Task details: The records are to be reproduced verbatim.

Entries shown:

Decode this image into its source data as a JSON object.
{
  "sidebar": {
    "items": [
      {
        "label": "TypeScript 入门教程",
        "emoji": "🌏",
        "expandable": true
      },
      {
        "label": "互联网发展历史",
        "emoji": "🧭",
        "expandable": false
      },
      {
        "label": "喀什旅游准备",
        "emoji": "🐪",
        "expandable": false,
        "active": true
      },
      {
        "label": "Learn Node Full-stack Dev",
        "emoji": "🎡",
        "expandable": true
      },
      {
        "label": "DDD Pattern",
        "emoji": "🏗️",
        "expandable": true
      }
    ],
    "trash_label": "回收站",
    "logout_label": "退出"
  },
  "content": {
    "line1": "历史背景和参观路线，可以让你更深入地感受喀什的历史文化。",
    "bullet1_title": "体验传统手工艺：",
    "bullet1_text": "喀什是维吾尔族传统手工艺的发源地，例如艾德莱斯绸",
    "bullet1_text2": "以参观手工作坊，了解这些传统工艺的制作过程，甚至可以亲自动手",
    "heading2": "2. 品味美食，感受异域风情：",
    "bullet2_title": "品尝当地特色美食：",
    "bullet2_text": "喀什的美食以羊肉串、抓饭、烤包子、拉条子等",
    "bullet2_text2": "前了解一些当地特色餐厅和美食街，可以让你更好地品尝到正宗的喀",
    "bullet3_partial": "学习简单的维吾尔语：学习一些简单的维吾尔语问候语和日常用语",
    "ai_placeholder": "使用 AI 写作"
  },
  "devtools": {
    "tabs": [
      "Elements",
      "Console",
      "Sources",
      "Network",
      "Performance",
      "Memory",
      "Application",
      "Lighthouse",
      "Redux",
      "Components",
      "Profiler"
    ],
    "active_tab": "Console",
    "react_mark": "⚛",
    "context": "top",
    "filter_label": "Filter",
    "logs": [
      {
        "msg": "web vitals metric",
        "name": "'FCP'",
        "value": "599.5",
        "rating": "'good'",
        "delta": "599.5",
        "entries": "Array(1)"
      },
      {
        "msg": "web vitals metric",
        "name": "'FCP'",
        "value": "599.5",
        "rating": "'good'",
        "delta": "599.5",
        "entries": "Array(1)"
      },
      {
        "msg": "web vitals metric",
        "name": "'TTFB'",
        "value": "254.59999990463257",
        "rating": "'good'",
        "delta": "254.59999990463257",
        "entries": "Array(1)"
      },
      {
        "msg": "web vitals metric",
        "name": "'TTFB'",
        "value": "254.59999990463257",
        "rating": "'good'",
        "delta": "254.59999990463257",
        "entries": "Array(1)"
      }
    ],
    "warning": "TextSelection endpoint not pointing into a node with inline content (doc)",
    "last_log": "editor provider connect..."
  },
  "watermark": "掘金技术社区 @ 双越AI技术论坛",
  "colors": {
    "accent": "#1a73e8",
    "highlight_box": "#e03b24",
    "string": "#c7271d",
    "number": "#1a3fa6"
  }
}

Finished exercise:
Decode this image into its source data as a JSON object.
{
  "sidebar": {
    "items": [
      {
        "label": "TypeScript 入门教程",
        "emoji": "🌏",
        "expandable": true
      },
      {
        "label": "互联网发展历史",
        "emoji": "🧭",
        "expandable": false
      },
      {
        "label": "喀什旅游准备",
        "emoji": "🐪",
        "expandable": false,
        "active": true
      },
      {
        "label": "Learn Node Full-stack Dev",
        "emoji": "🎡",
        "expandable": true
      },
      {
        "label": "DDD Pattern",
        "emoji": "🏗️",
        "expandable": true
      }
    ],
    "trash_label": "回收站",
    "logout_label": "退出"
  },
  "content": {
    "line1": "历史背景和参观路线，可以让你更深入地感受喀什的历史文化。",
    "bullet1_title": "体验传统手工艺：",
    "bullet1_text": "喀什是维吾尔族传统手工艺的发源地，例如艾德莱斯绸",
    "bullet1_text2": "以参观手工作坊，了解这些传统工艺的制作过程，甚至可以亲自动手",
    "heading2": "2. 品味美食，感受异域风情：",
    "bullet2_title": "品尝当地特色美食：",
    "bullet2_text": "喀什的美食以羊肉串、抓饭、烤包子、拉条子等",
    "bullet2_text2": "前了解一些当地特色餐厅和美食街，可以让你更好地品尝到正宗的喀",
    "bullet3_partial": "学习简单的维吾尔语：学习一些简单的维吾尔语问候语和日常用语",
    "ai_placeholder": "使用 AI 写作"
  },
  "devtools": {
    "tabs": [
      "Elements",
      "Console",
      "Sources",
      "Network",
      "Performance",
      "Memory",
      "Application",
      "Lighthouse",
      "Redux",
      "Components",
      "Profiler"
    ],
    "active_tab": "Console",
    "react_mark": "⚛",
    "context": "top",
    "filter_label": "Filter",
    "logs": [
      {
        "msg": "web vitals metric",
        "name": "'FCP'",
        "value": "599.5",
        "rating": "'good'",
        "delta": "599.5",
        "entries": "Array(1)"
      },
      {
        "msg": "web vitals metric",
        "name": "'FCP'",
        "value": "599.5",
        "rating": "'good'",
        "delta": "599.5",
        "entries": "Array(1)"
      },
      {
        "msg": "web vitals metric",
        "name": "'TTFB'",
        "value": "254.59999990463257",
        "rating": "'good'",
        "delta": "254.59999990463257",
        "entries": "Array(1)"
      },
      {
        "msg": "web vitals metric",
        "name": "'TTFB'",
        "value": "254.59999990463257",
        "rating": "'good'",
        "delta": "254.59999990463257",
        "entries": "Array(1)"
      }
    ],
    "warning": "TextSelection endpoint not pointing into a node with inline content (doc)",
    "last_log": "editor provider connect..."
  },
  "watermark": "掘金技术社区 @ 双越AI技术论坛",
  "colors": {
    "accent": "#1a73e8",
    "highlight_box": "#e03b24",
    "string": "#c7271d",
    "number": "#1a3fa6"
  }
}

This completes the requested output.